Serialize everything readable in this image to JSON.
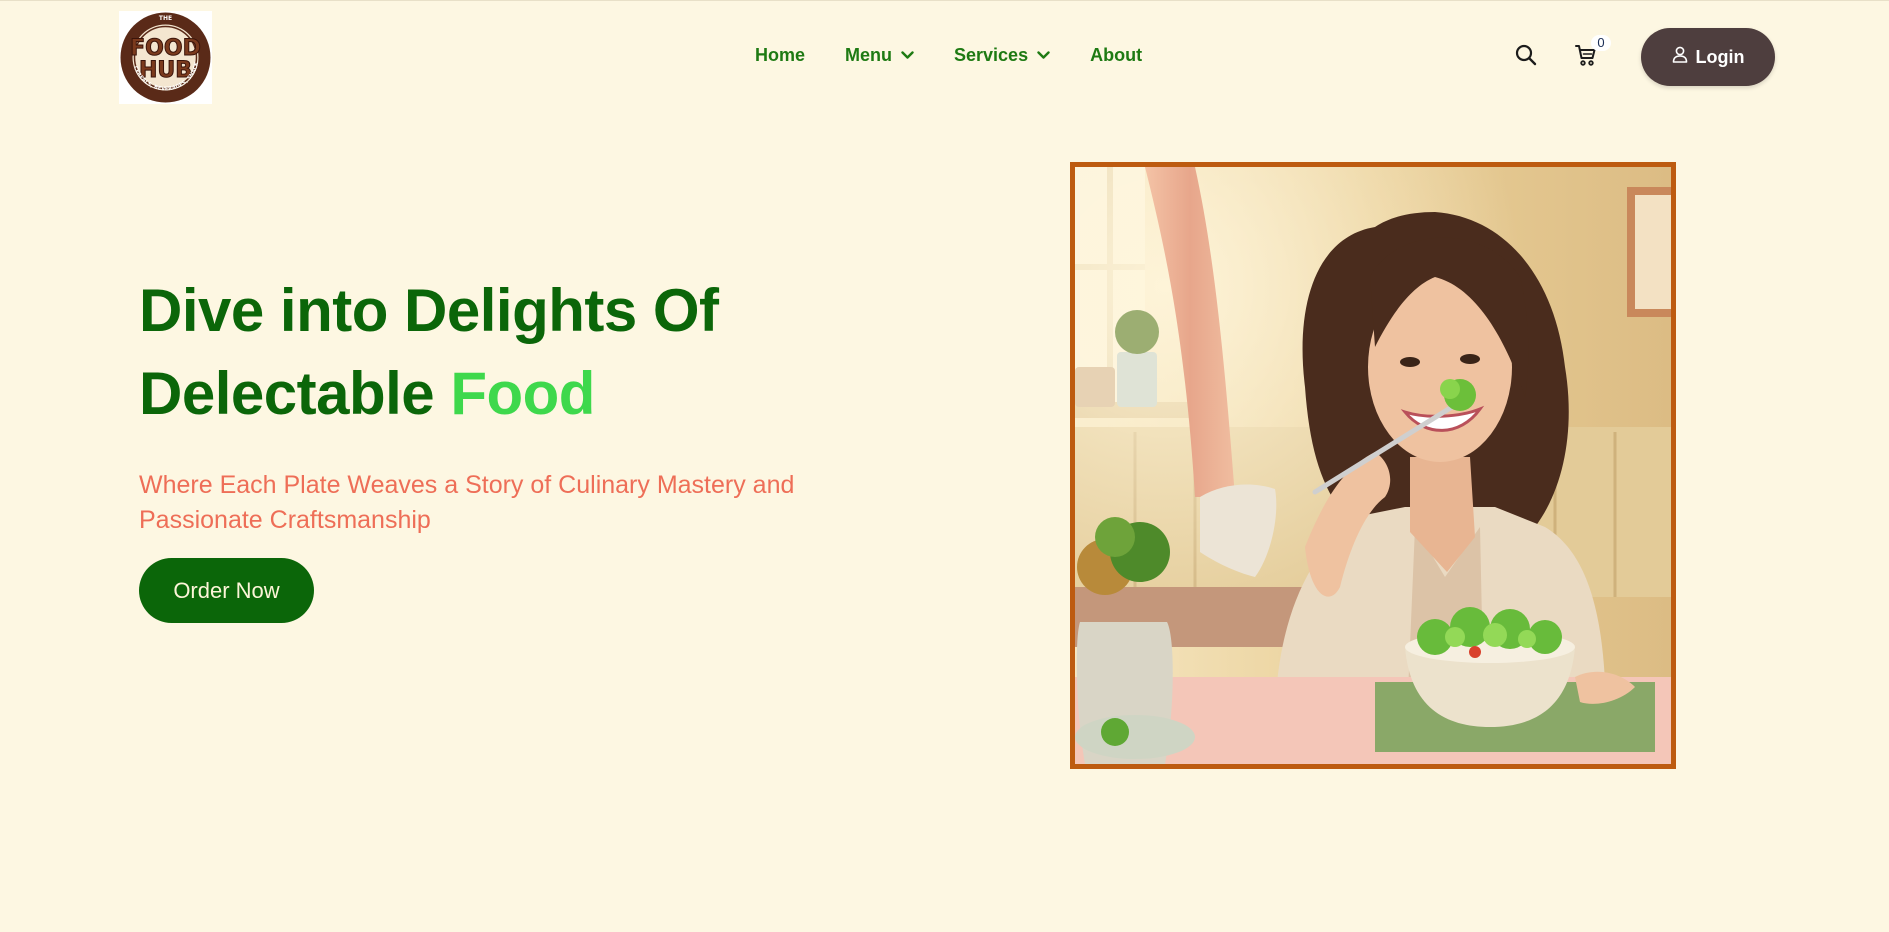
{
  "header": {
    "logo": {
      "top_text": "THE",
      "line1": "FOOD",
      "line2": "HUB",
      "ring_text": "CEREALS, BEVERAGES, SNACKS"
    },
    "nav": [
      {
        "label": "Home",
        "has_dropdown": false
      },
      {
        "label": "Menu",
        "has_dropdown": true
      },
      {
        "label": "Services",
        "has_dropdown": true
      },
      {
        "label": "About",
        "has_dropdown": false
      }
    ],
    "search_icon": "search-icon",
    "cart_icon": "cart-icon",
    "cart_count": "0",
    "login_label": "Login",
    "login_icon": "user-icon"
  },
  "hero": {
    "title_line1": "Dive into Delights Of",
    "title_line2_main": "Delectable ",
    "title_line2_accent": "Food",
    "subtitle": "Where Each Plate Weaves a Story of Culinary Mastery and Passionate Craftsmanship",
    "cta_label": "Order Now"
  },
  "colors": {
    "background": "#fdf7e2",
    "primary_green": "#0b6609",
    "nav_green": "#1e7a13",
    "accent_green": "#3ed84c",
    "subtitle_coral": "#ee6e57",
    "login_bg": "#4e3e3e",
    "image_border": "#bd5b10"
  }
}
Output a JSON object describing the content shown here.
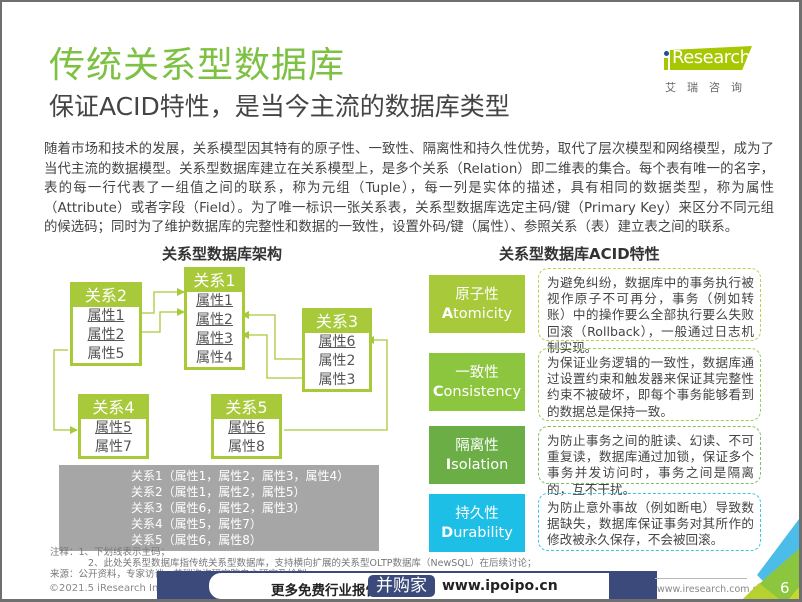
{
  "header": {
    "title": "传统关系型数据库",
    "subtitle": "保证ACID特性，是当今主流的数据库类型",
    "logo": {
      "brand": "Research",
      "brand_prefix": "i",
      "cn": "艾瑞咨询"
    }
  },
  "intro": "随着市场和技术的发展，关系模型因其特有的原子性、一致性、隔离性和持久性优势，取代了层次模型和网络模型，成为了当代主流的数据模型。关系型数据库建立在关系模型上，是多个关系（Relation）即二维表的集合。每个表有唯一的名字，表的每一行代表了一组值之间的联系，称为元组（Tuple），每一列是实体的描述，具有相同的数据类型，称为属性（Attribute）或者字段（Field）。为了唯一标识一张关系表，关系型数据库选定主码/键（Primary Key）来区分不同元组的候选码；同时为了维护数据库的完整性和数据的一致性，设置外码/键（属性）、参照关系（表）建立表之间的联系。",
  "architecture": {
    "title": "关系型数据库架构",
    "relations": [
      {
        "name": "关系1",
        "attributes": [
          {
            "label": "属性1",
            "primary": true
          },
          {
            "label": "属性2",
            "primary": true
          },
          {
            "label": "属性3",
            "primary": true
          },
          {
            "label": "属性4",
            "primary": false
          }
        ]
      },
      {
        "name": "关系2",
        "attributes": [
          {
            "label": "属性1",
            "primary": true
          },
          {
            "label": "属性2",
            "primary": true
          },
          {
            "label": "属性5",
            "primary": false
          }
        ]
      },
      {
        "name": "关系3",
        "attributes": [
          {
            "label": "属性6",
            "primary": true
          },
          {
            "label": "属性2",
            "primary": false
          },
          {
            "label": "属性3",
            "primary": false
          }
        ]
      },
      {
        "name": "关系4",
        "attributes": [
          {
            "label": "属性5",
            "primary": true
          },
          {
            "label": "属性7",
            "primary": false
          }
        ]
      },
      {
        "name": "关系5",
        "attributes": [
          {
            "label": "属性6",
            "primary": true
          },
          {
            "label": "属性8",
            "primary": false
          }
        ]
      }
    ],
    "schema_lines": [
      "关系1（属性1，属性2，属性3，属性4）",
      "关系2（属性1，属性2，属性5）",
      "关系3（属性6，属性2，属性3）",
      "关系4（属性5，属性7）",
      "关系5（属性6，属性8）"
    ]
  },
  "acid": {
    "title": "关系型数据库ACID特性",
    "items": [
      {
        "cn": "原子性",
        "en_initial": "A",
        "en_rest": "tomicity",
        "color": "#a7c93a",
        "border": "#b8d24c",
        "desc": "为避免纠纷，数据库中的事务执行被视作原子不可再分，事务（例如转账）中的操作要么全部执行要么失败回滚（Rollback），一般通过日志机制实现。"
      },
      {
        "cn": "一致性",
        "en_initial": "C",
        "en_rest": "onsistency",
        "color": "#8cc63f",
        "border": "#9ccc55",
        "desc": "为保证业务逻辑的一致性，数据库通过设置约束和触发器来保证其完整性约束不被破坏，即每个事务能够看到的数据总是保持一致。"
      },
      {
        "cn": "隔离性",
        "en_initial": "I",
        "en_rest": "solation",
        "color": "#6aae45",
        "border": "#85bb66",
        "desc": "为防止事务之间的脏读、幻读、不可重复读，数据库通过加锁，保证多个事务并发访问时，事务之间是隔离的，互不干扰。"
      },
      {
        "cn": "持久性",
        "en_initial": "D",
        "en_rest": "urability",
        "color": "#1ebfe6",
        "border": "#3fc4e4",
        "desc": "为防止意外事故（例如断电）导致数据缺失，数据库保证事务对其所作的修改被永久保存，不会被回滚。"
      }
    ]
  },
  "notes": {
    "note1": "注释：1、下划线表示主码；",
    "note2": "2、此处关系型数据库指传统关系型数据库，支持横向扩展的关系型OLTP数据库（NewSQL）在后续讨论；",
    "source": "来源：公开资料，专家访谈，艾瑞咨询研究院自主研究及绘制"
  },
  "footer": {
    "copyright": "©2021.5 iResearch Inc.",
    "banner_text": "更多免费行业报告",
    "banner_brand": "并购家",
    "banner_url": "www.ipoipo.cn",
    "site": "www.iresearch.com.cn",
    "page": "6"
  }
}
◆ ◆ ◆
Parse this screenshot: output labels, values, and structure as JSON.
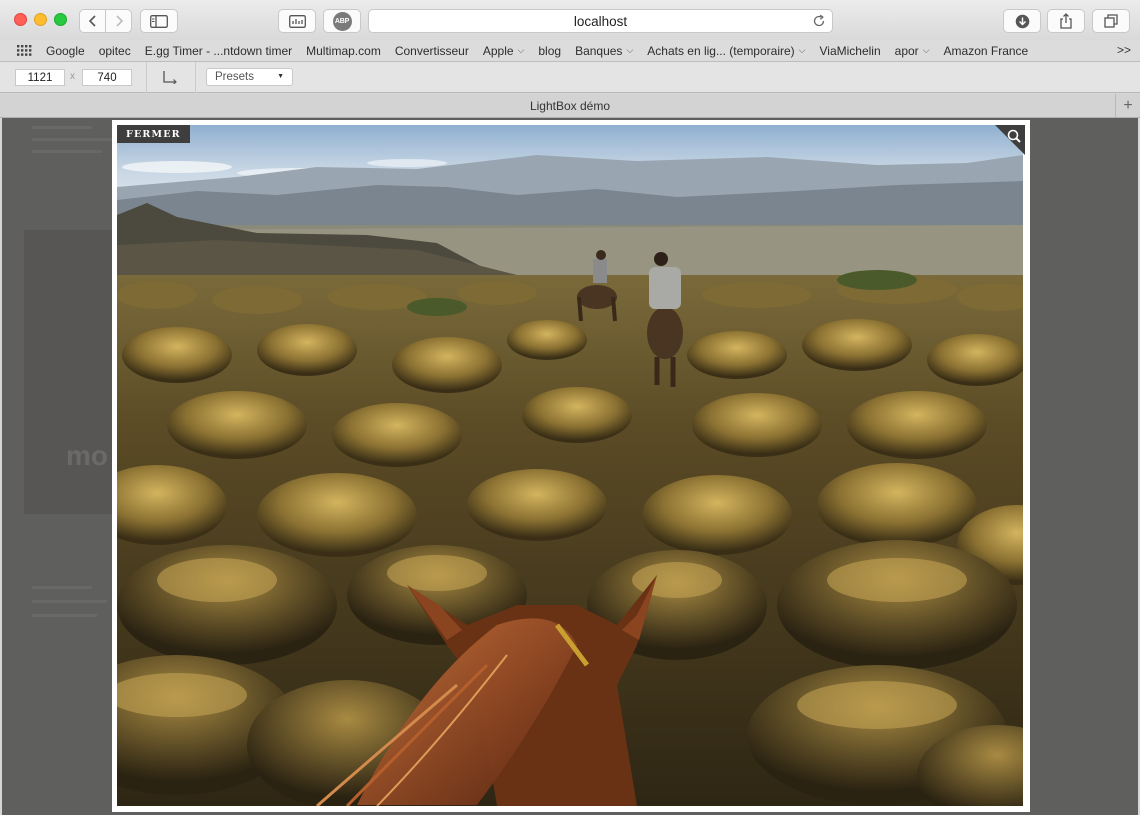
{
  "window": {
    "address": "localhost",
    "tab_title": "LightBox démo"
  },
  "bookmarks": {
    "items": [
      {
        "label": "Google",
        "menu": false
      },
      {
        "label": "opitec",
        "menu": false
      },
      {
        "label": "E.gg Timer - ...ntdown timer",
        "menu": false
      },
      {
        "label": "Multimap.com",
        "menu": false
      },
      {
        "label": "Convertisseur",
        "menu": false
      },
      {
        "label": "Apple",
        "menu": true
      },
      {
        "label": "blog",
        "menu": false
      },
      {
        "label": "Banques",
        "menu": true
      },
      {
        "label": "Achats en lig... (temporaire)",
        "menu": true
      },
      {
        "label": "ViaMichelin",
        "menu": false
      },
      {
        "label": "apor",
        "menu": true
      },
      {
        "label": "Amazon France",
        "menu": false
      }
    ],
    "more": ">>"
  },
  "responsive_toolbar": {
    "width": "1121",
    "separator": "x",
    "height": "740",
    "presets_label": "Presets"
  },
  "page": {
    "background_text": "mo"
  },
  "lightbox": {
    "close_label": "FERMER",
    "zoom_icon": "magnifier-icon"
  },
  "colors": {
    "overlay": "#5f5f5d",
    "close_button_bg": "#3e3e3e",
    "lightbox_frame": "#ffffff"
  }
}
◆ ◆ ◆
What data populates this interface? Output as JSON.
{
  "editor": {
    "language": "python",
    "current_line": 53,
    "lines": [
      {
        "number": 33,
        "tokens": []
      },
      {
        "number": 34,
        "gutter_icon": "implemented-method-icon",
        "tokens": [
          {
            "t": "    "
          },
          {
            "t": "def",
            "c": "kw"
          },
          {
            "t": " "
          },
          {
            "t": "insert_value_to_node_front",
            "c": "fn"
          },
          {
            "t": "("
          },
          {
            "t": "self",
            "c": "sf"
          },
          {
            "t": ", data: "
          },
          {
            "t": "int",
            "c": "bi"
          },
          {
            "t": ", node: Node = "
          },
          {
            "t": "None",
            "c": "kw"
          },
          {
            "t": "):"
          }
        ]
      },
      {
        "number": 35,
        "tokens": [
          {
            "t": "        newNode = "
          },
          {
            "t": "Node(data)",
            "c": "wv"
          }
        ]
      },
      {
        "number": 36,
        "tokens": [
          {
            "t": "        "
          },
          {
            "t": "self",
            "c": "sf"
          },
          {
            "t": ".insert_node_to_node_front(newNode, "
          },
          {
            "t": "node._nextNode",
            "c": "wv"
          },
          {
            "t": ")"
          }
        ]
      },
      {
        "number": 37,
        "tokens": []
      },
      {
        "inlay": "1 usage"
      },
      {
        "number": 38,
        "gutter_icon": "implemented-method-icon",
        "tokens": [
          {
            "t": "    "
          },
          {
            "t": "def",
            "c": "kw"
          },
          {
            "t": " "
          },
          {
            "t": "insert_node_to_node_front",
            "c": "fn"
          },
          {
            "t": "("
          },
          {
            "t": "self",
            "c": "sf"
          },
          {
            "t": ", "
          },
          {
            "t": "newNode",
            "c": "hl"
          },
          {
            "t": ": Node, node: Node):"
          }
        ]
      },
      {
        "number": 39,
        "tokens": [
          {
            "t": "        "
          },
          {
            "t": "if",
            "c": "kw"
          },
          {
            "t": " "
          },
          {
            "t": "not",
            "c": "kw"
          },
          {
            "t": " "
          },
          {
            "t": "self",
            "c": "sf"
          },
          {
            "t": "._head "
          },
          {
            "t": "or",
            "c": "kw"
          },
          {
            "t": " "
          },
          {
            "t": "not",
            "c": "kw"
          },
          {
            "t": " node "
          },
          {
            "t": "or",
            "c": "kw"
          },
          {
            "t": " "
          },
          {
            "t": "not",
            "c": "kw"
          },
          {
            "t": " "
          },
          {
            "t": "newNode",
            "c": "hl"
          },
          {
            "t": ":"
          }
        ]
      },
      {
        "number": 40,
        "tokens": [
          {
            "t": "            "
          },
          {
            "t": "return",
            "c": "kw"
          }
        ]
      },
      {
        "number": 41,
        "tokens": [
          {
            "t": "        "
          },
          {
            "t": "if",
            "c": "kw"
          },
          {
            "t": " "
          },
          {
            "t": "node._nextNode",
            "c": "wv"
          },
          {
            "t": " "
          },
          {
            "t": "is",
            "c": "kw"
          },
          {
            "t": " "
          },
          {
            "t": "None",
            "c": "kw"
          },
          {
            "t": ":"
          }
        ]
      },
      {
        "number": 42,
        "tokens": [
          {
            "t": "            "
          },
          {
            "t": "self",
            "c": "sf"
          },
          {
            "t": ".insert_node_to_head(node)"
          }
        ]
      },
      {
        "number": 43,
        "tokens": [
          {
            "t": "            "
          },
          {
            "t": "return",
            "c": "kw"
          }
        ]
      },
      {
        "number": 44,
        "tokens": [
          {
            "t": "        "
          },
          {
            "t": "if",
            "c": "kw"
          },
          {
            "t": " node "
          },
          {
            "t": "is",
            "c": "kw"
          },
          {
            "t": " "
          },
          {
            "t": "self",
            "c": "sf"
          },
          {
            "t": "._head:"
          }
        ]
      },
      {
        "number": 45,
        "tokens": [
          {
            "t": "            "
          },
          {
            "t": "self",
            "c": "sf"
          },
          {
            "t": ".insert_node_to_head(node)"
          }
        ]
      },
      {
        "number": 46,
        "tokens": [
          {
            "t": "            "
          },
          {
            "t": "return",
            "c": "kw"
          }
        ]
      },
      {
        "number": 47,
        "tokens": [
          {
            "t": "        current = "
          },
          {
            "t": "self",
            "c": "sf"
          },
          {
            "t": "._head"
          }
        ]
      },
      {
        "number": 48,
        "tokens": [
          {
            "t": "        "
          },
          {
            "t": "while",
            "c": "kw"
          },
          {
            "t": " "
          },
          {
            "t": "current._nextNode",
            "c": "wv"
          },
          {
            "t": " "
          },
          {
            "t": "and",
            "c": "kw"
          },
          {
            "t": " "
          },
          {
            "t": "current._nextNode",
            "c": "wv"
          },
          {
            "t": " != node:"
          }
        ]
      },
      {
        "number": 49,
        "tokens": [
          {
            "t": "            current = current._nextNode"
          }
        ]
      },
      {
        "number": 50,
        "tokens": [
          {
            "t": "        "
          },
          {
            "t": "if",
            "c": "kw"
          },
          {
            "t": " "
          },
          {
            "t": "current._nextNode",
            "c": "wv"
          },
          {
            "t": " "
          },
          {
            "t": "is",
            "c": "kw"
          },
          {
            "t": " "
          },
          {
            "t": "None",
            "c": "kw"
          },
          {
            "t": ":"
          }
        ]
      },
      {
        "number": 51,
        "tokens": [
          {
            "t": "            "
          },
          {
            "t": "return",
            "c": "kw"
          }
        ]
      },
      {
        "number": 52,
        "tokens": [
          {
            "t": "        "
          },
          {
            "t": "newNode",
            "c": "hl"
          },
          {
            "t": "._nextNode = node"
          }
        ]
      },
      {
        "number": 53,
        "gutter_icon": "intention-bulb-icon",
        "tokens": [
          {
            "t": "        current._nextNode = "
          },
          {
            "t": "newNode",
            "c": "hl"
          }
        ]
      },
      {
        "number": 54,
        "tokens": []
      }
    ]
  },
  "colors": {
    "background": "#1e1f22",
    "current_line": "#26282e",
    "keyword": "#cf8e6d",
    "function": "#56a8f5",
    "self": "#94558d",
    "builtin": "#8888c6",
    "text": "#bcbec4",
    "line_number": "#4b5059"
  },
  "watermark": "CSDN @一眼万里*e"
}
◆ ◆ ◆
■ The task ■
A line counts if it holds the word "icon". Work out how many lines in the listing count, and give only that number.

■ Answer to this problem ■
7